— Supplied records —
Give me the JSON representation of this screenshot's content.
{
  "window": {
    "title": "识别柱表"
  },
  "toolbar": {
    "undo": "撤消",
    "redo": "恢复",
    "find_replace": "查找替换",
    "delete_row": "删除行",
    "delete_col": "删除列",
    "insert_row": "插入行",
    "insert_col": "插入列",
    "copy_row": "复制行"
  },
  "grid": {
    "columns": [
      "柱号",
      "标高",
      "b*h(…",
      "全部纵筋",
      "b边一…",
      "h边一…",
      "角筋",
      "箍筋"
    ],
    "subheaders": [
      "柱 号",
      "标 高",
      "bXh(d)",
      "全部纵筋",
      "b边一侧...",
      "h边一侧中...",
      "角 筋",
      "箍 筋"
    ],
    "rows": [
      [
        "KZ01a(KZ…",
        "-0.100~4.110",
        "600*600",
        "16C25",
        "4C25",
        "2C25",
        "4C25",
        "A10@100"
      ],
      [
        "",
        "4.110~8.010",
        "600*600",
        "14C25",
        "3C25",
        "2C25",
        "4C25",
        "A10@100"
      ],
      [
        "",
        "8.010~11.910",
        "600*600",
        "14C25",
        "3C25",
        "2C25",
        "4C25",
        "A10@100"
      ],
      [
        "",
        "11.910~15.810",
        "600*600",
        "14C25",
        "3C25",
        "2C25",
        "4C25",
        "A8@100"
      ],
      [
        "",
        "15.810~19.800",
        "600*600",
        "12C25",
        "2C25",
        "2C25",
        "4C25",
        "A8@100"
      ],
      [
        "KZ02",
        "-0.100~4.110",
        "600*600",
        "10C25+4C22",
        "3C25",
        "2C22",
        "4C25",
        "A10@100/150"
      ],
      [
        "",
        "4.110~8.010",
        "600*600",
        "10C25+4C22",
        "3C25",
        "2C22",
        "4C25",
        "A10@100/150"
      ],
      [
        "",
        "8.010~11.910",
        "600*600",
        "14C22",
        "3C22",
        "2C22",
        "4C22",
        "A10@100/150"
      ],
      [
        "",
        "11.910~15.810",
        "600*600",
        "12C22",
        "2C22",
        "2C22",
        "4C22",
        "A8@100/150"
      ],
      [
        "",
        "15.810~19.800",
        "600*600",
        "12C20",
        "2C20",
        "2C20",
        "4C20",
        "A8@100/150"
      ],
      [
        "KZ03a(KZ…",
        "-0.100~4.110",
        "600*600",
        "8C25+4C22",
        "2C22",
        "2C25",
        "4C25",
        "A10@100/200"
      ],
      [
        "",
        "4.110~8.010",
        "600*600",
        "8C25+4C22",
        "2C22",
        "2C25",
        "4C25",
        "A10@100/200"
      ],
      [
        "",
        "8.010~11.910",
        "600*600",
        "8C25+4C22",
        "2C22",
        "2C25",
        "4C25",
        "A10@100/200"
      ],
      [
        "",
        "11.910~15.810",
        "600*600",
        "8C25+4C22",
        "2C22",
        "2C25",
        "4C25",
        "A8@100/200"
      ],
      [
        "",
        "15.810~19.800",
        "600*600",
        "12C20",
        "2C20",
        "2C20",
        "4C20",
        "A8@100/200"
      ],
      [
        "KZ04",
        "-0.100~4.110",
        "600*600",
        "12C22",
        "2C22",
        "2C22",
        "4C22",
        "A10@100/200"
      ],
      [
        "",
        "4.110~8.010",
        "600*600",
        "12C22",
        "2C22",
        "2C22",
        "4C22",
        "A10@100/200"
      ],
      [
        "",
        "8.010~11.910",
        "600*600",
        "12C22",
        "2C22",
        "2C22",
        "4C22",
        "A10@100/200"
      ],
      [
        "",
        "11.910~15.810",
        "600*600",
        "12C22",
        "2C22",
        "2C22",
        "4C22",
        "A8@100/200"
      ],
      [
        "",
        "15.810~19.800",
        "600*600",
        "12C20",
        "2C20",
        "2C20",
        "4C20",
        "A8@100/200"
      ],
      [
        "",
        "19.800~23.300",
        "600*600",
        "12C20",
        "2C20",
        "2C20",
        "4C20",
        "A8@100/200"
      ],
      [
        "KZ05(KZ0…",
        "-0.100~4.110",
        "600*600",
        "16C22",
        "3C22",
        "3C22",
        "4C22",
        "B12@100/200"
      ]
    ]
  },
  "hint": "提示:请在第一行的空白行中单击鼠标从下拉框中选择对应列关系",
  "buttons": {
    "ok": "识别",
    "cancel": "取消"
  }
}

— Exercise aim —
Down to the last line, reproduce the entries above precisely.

— Answer area —
Give me the JSON representation of this screenshot's content.
{
  "window": {
    "title": "识别柱表"
  },
  "toolbar": {
    "undo": "撤消",
    "redo": "恢复",
    "find_replace": "查找替换",
    "delete_row": "删除行",
    "delete_col": "删除列",
    "insert_row": "插入行",
    "insert_col": "插入列",
    "copy_row": "复制行"
  },
  "grid": {
    "columns": [
      "柱号",
      "标高",
      "b*h(…",
      "全部纵筋",
      "b边一…",
      "h边一…",
      "角筋",
      "箍筋"
    ],
    "subheaders": [
      "柱 号",
      "标 高",
      "bXh(d)",
      "全部纵筋",
      "b边一侧...",
      "h边一侧中...",
      "角 筋",
      "箍 筋"
    ],
    "rows": [
      [
        "KZ01a(KZ…",
        "-0.100~4.110",
        "600*600",
        "16C25",
        "4C25",
        "2C25",
        "4C25",
        "A10@100"
      ],
      [
        "",
        "4.110~8.010",
        "600*600",
        "14C25",
        "3C25",
        "2C25",
        "4C25",
        "A10@100"
      ],
      [
        "",
        "8.010~11.910",
        "600*600",
        "14C25",
        "3C25",
        "2C25",
        "4C25",
        "A10@100"
      ],
      [
        "",
        "11.910~15.810",
        "600*600",
        "14C25",
        "3C25",
        "2C25",
        "4C25",
        "A8@100"
      ],
      [
        "",
        "15.810~19.800",
        "600*600",
        "12C25",
        "2C25",
        "2C25",
        "4C25",
        "A8@100"
      ],
      [
        "KZ02",
        "-0.100~4.110",
        "600*600",
        "10C25+4C22",
        "3C25",
        "2C22",
        "4C25",
        "A10@100/150"
      ],
      [
        "",
        "4.110~8.010",
        "600*600",
        "10C25+4C22",
        "3C25",
        "2C22",
        "4C25",
        "A10@100/150"
      ],
      [
        "",
        "8.010~11.910",
        "600*600",
        "14C22",
        "3C22",
        "2C22",
        "4C22",
        "A10@100/150"
      ],
      [
        "",
        "11.910~15.810",
        "600*600",
        "12C22",
        "2C22",
        "2C22",
        "4C22",
        "A8@100/150"
      ],
      [
        "",
        "15.810~19.800",
        "600*600",
        "12C20",
        "2C20",
        "2C20",
        "4C20",
        "A8@100/150"
      ],
      [
        "KZ03a(KZ…",
        "-0.100~4.110",
        "600*600",
        "8C25+4C22",
        "2C22",
        "2C25",
        "4C25",
        "A10@100/200"
      ],
      [
        "",
        "4.110~8.010",
        "600*600",
        "8C25+4C22",
        "2C22",
        "2C25",
        "4C25",
        "A10@100/200"
      ],
      [
        "",
        "8.010~11.910",
        "600*600",
        "8C25+4C22",
        "2C22",
        "2C25",
        "4C25",
        "A10@100/200"
      ],
      [
        "",
        "11.910~15.810",
        "600*600",
        "8C25+4C22",
        "2C22",
        "2C25",
        "4C25",
        "A8@100/200"
      ],
      [
        "",
        "15.810~19.800",
        "600*600",
        "12C20",
        "2C20",
        "2C20",
        "4C20",
        "A8@100/200"
      ],
      [
        "KZ04",
        "-0.100~4.110",
        "600*600",
        "12C22",
        "2C22",
        "2C22",
        "4C22",
        "A10@100/200"
      ],
      [
        "",
        "4.110~8.010",
        "600*600",
        "12C22",
        "2C22",
        "2C22",
        "4C22",
        "A10@100/200"
      ],
      [
        "",
        "8.010~11.910",
        "600*600",
        "12C22",
        "2C22",
        "2C22",
        "4C22",
        "A10@100/200"
      ],
      [
        "",
        "11.910~15.810",
        "600*600",
        "12C22",
        "2C22",
        "2C22",
        "4C22",
        "A8@100/200"
      ],
      [
        "",
        "15.810~19.800",
        "600*600",
        "12C20",
        "2C20",
        "2C20",
        "4C20",
        "A8@100/200"
      ],
      [
        "",
        "19.800~23.300",
        "600*600",
        "12C20",
        "2C20",
        "2C20",
        "4C20",
        "A8@100/200"
      ],
      [
        "KZ05(KZ0…",
        "-0.100~4.110",
        "600*600",
        "16C22",
        "3C22",
        "3C22",
        "4C22",
        "B12@100/200"
      ]
    ]
  },
  "hint": "提示:请在第一行的空白行中单击鼠标从下拉框中选择对应列关系",
  "buttons": {
    "ok": "识别",
    "cancel": "取消"
  }
}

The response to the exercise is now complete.